First, I failed to mention a film in last month’s update. As part of the Cinema St. Louis Classic French Film Festival in June, I saw Pierre Étaix’s Le Grand Amour (1969). It was quite an eye-opener, as Étaix blended classic silent American comedy (much like his friend Jacques Tati) with surrealism. Think of Le Grand Amour as resting somewhere between Luis Buñuel and Jacques Tati. I can’t wait to try out more of Étaix’s work.
As for this month, the main (and only) event was an evening with Keaton, Chaplin, and Laurel & Hardy, all seen with my nephew at the St. Louis Kids Film Festival. While I’d seen the Keaton short, I hadn’t seen Big Business from Laurel & Hardy or A Dog’s Life starring Chaplin. Big Business left me a little cold but I loved the tar out of the Chaplin film. And seeing Keaton on the big screen was pretty much a bucket list item for me. Mission accomplished.
I’m now at 5 of the requisite 10 in this category, and this month will afford me a chance to see Jaws. I’ll also have a chance to see Shaun of the Dead and Hot Fuzz as part of a Cornetto Trilogy marathon, though I’m not sure I can count those for this category in good faith.
The AV Club 50 Best Films of the 90s
July saw the remaining films in this category nearly halved, as I caught 3 of the final 8 remaining. The real star of the list was Fast, Cheap & Out of Control, the Errol Morris documentary about eccentricity and nature’s hardwiring. It was one of the best documentaries I’ve seen, and certainly one of the best of the 90s. Additionally, I checked off The Sweet Hereafter and Out of Sight. I’ll go ahead and give the end of September as the ETA for my completion of this category.
At Least Five Ray Harryhausen Films
I only need one more to wrap up the Harryhausen films. This month’s Harryhausen film was Sinbad and the Eye of the Tiger. As I mentioned at the time, I’m quickly finding that Harryhausen’s work was exemplary but most of the films he worked on were mediocre or worse. Or put another way, Ray Harryhausen was the Ernie Banks of the movie industry.
AFI’s 100 Years of Musicals
This category has ground (grinded?) to a halt.
My grand total at the end of the month is 70 of the 109 required, or 64% complete. I’m ahead of pace, and ooooooh so close to finishing a lot of categories. However, I’m still staring down the barrel of a lot of musicals, Ozu, and Lukas Moodysson favorites.
8 responses to “The New Year’s Resolutions: Update #7”
‘Yankee Doodle Dandy’ is made to be seen while noshing Hot Dogs, Chili Cheese Dogs, French Fries and a Coke or Chocolate Milkshake.

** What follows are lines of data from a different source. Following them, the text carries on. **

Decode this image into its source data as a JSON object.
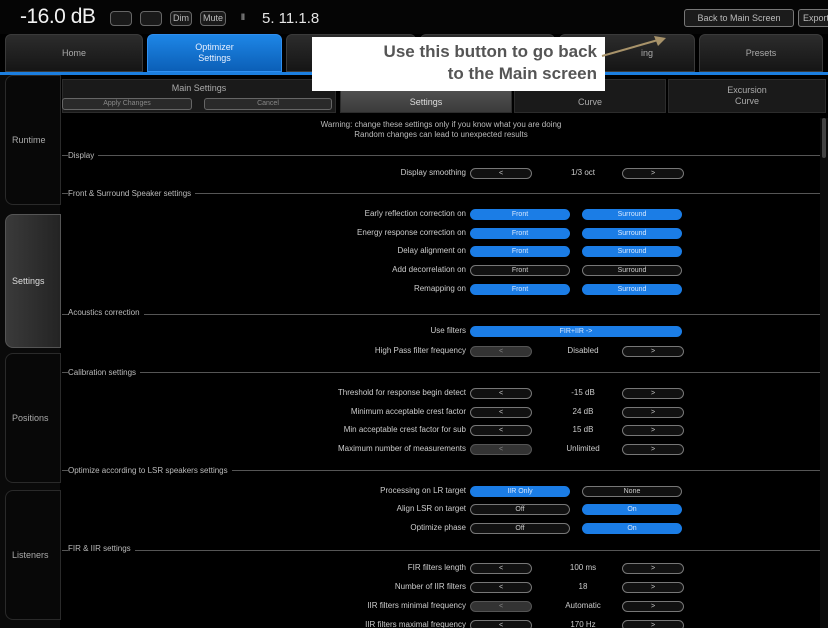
{
  "status": {
    "volume": "-16.0 dB",
    "buttons": [
      "",
      "",
      "Dim",
      "Mute",
      "Ⅱ"
    ],
    "format": "5. 11.1.8",
    "back_main": "Back to Main Screen",
    "export": "Export"
  },
  "main_tabs": [
    "Home",
    "Optimizer Settings",
    "",
    "",
    "Presets"
  ],
  "main_tab_partial": "ing",
  "callout": {
    "line1": "Use this button to go back",
    "line2": "to the Main screen"
  },
  "sidebar": [
    "Runtime",
    "Settings",
    "Positions",
    "Listeners"
  ],
  "subtabs": {
    "main_settings": "Main Settings",
    "apply_changes": "Apply Changes",
    "cancel": "Cancel",
    "settings": "Settings",
    "target_curve": "Curve",
    "excursion": "Excursion Curve"
  },
  "warning": {
    "line1": "Warning: change these settings only if you know what you are doing",
    "line2": "Random changes can lead to unexpected results"
  },
  "sections": {
    "display": "Display",
    "speakers": "Front & Surround Speaker settings",
    "acoustics": "Acoustics correction",
    "calibration": "Calibration settings",
    "optimize": "Optimize according to LSR speakers settings",
    "fir": "FIR & IIR settings"
  },
  "rows": {
    "display_smoothing": "Display smoothing",
    "display_smoothing_value": "1/3 oct",
    "early_reflection": "Early reflection correction on",
    "energy_response": "Energy response correction on",
    "delay_alignment": "Delay alignment on",
    "add_decorrelation": "Add decorrelation on",
    "remapping": "Remapping on",
    "front": "Front",
    "surround": "Surround",
    "use_filters": "Use filters",
    "use_filters_value": "FIR+IIR ->",
    "high_pass": "High Pass filter frequency",
    "high_pass_value": "Disabled",
    "threshold": "Threshold for response begin detect",
    "threshold_value": "-15 dB",
    "min_crest": "Minimum acceptable crest factor",
    "min_crest_value": "24 dB",
    "min_crest_sub": "Min acceptable crest factor for sub",
    "min_crest_sub_value": "15 dB",
    "max_measurements": "Maximum number of measurements",
    "max_measurements_value": "Unlimited",
    "processing_target": "Processing on LR target",
    "ir_only": "IIR Only",
    "none": "None",
    "align_lsr": "Align LSR on target",
    "optimize_phase": "Optimize phase",
    "off": "Off",
    "on": "On",
    "fir_length": "FIR filters length",
    "fir_length_value": "100 ms",
    "num_iir": "Number of IIR filters",
    "num_iir_value": "18",
    "iir_min_freq": "IIR filters minimal frequency",
    "iir_min_freq_value": "Automatic",
    "iir_max_freq": "IIR filters maximal frequency",
    "iir_max_freq_value": "170 Hz"
  },
  "arrows": {
    "left": "<",
    "right": ">"
  },
  "colors": {
    "accent": "#1b7de6",
    "background": "#000000",
    "callout": "#ffffff"
  }
}
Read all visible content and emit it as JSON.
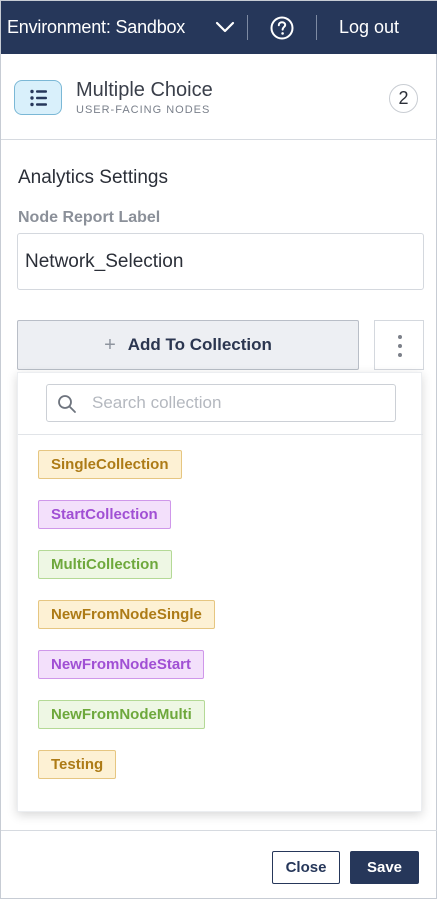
{
  "topbar": {
    "environment_label": "Environment: Sandbox",
    "logout_label": "Log out",
    "background": "#26375a"
  },
  "node": {
    "title": "Multiple Choice",
    "subtitle": "USER-FACING NODES",
    "badge": "2"
  },
  "analytics": {
    "section_title": "Analytics Settings",
    "report_label": "Node Report Label",
    "report_value": "Network_Selection"
  },
  "collection": {
    "add_label": "Add To Collection",
    "search_placeholder": "Search collection",
    "tags": [
      {
        "label": "SingleCollection",
        "kind": "single"
      },
      {
        "label": "StartCollection",
        "kind": "start"
      },
      {
        "label": "MultiCollection",
        "kind": "multi"
      },
      {
        "label": "NewFromNodeSingle",
        "kind": "single"
      },
      {
        "label": "NewFromNodeStart",
        "kind": "start"
      },
      {
        "label": "NewFromNodeMulti",
        "kind": "multi"
      },
      {
        "label": "Testing",
        "kind": "single"
      }
    ]
  },
  "footer": {
    "close_label": "Close",
    "save_label": "Save"
  },
  "colors": {
    "accent": "#26375a",
    "single_tag": "#ad7b16",
    "start_tag": "#a04fd4",
    "multi_tag": "#6ea83c"
  }
}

Yes, it is hyper patriotic and Jingoistic, but it also proves to all that Cagney is a master hoofer!
I really wish I’d had… well, any of those things.
I liked Yankee Doodle Dandy because it was such a different side of Cagney than most of us are used to. But admittedly, I like musicals, so I didn’t go in with any biases against the medium (and I mean no judgments by that; much like horror, you either like musicals or you don’t, there isn’t much middle ground).
When I watched it on TCM, Robert Osborne talked about that a little bit- about how much Cagney wanted the role so he could break from his usual roles.
Did your nephew like the silent films? Was he bothered by having to read the title cards? Seeing a silent on the big screen by one of the great early comedians is an amazing experience! I’ve been in the theater when the audience roared at Buster Keaton in “The General”. Very funny!
For better or worse, he’s still picking up reading. So while he didn’t pick up as much from the movies, he also wasn’t distracted by trying to read.
I would love love love love to see The General in a theater.
So glad you loved A Wednesday! It’s my favourite Indian film but I am always little reserved about recommending it to non-Indian for the reasons I think you might now understand. But it is great to see it resonate with everyone.
I saw Intolerance last month as well. Don’t blame it on the print. Even with the proper print, I fount it almost insufferable. And how did you like A Sweet Hereafter? Love that one as well.
I liked Sweet Hereafter quite a bit. It’s very subtly powerful, if that makes sense.